--- Dataset content Enclosed Below ---
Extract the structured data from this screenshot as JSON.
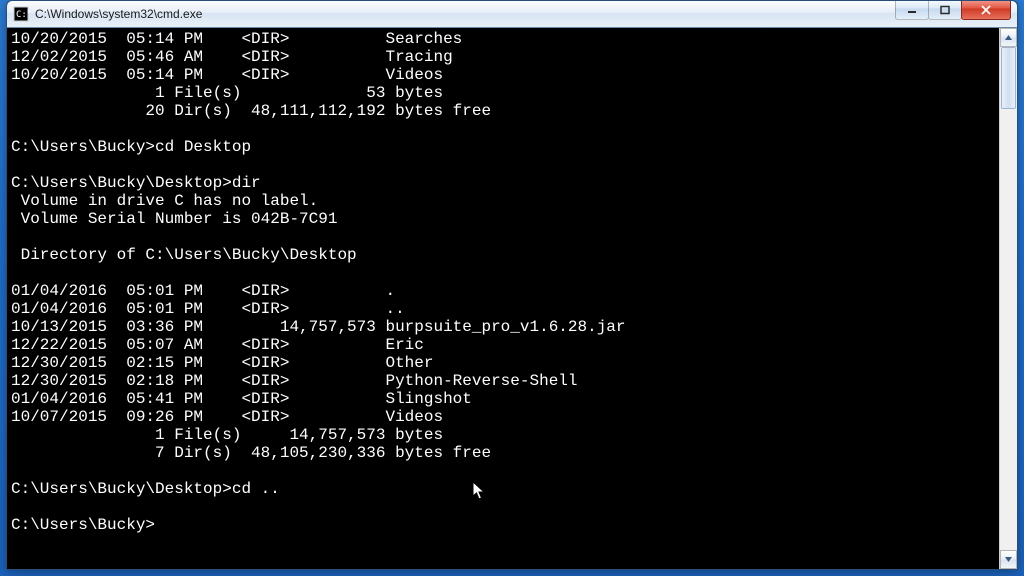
{
  "window": {
    "title": "C:\\Windows\\system32\\cmd.exe"
  },
  "lines": {
    "l0": "10/20/2015  05:14 PM    <DIR>          Searches",
    "l1": "12/02/2015  05:46 AM    <DIR>          Tracing",
    "l2": "10/20/2015  05:14 PM    <DIR>          Videos",
    "l3": "               1 File(s)             53 bytes",
    "l4": "              20 Dir(s)  48,111,112,192 bytes free",
    "l5": "",
    "l6": "C:\\Users\\Bucky>cd Desktop",
    "l7": "",
    "l8": "C:\\Users\\Bucky\\Desktop>dir",
    "l9": " Volume in drive C has no label.",
    "l10": " Volume Serial Number is 042B-7C91",
    "l11": "",
    "l12": " Directory of C:\\Users\\Bucky\\Desktop",
    "l13": "",
    "l14": "01/04/2016  05:01 PM    <DIR>          .",
    "l15": "01/04/2016  05:01 PM    <DIR>          ..",
    "l16": "10/13/2015  03:36 PM        14,757,573 burpsuite_pro_v1.6.28.jar",
    "l17": "12/22/2015  05:07 AM    <DIR>          Eric",
    "l18": "12/30/2015  02:15 PM    <DIR>          Other",
    "l19": "12/30/2015  02:18 PM    <DIR>          Python-Reverse-Shell",
    "l20": "01/04/2016  05:41 PM    <DIR>          Slingshot",
    "l21": "10/07/2015  09:26 PM    <DIR>          Videos",
    "l22": "               1 File(s)     14,757,573 bytes",
    "l23": "               7 Dir(s)  48,105,230,336 bytes free",
    "l24": "",
    "l25": "C:\\Users\\Bucky\\Desktop>cd ..",
    "l26": "",
    "l27": "C:\\Users\\Bucky>"
  }
}
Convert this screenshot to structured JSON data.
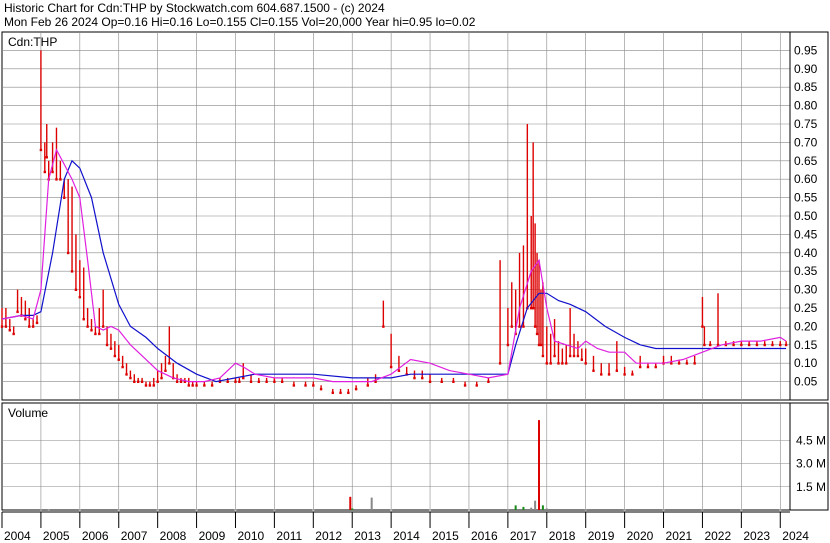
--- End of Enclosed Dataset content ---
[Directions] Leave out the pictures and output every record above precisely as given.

[Reply]
Extract the structured data from this screenshot as JSON.
{
  "window": {
    "title": "C:\\Windows\\system32\\cmd.exe"
  },
  "lines": {
    "l0": "10/20/2015  05:14 PM    <DIR>          Searches",
    "l1": "12/02/2015  05:46 AM    <DIR>          Tracing",
    "l2": "10/20/2015  05:14 PM    <DIR>          Videos",
    "l3": "               1 File(s)             53 bytes",
    "l4": "              20 Dir(s)  48,111,112,192 bytes free",
    "l5": "",
    "l6": "C:\\Users\\Bucky>cd Desktop",
    "l7": "",
    "l8": "C:\\Users\\Bucky\\Desktop>dir",
    "l9": " Volume in drive C has no label.",
    "l10": " Volume Serial Number is 042B-7C91",
    "l11": "",
    "l12": " Directory of C:\\Users\\Bucky\\Desktop",
    "l13": "",
    "l14": "01/04/2016  05:01 PM    <DIR>          .",
    "l15": "01/04/2016  05:01 PM    <DIR>          ..",
    "l16": "10/13/2015  03:36 PM        14,757,573 burpsuite_pro_v1.6.28.jar",
    "l17": "12/22/2015  05:07 AM    <DIR>          Eric",
    "l18": "12/30/2015  02:15 PM    <DIR>          Other",
    "l19": "12/30/2015  02:18 PM    <DIR>          Python-Reverse-Shell",
    "l20": "01/04/2016  05:41 PM    <DIR>          Slingshot",
    "l21": "10/07/2015  09:26 PM    <DIR>          Videos",
    "l22": "               1 File(s)     14,757,573 bytes",
    "l23": "               7 Dir(s)  48,105,230,336 bytes free",
    "l24": "",
    "l25": "C:\\Users\\Bucky\\Desktop>cd ..",
    "l26": "",
    "l27": "C:\\Users\\Bucky>"
  }
}
Convert this screenshot to structured JSON data.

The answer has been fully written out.